In the context of motor vehicles, a device that vents fuel vapours into the inlet tract of the vehicle's engine during running.

While parked, vapours released by the contents of the vehicle's fuel tank are collected, usually in a charcoal canister of some sort. During engine running these gases are released into the combustion system by the fuel tank vent valve.

To ensure the engine runs correctly when it is cold or idling, and to protect the catalytic converter (if fitted) from an over-rich fuel mixture, this may not occur until the engine has reached a particular temperature, or until it is operating under a certain load. This factor is determined by the vehicle's engine management system. After this initial opening of the valve it is modulated open and closed while the engine is running.

On older vehicles without computer control of the fuel, exhaust and ignition system the same venting system may be controlled by a vacuum pipe to the inlet manifold.

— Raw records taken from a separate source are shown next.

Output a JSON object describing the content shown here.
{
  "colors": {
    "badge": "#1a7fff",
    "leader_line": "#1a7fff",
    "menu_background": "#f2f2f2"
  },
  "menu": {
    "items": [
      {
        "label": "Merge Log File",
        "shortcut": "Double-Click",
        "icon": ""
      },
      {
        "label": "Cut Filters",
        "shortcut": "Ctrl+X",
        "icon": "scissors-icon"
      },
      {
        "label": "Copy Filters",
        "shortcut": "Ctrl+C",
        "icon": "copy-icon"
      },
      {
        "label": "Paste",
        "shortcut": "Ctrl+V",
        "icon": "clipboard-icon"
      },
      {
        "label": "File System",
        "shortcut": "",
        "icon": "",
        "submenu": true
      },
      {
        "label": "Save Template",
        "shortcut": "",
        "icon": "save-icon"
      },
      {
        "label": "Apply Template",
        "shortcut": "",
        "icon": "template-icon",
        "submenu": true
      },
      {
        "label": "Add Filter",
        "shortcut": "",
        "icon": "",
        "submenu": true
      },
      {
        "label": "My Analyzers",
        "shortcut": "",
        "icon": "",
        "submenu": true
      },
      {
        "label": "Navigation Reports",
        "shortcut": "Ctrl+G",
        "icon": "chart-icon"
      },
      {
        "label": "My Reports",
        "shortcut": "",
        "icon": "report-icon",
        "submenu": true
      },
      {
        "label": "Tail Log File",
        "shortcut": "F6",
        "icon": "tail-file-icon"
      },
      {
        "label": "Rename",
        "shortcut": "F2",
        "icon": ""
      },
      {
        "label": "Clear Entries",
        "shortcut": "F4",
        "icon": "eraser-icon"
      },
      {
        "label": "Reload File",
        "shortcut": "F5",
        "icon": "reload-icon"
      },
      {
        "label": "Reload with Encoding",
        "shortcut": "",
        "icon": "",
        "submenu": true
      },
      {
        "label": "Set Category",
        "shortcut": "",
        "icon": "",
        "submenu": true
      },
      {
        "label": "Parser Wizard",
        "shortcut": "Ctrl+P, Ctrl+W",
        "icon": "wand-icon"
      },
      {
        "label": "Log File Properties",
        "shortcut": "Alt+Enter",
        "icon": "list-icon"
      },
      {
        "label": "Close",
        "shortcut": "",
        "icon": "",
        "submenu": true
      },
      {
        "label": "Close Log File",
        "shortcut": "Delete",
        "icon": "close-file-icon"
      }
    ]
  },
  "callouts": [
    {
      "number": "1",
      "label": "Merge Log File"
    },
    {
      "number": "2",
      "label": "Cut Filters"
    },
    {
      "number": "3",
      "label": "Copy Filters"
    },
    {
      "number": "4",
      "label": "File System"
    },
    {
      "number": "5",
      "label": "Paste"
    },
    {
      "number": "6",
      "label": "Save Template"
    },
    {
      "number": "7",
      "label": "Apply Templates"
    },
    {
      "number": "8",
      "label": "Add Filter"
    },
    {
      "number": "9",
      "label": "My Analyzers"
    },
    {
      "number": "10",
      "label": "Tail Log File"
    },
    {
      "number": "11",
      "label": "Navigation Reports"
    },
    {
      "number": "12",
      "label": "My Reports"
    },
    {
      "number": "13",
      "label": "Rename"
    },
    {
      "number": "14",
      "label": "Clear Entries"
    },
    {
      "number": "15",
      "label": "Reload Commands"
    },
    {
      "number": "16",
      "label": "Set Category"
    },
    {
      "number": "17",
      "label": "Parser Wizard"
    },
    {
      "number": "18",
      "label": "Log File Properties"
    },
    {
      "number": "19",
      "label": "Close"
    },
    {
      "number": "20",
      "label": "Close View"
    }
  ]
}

The valve, when present in a vehicle, can also be used to double as a pressure release valve for the fuel tank; without such a valve the fuel tank could eventually implode from atmospheric pressure as fuel usage causes its internal pressure to drop.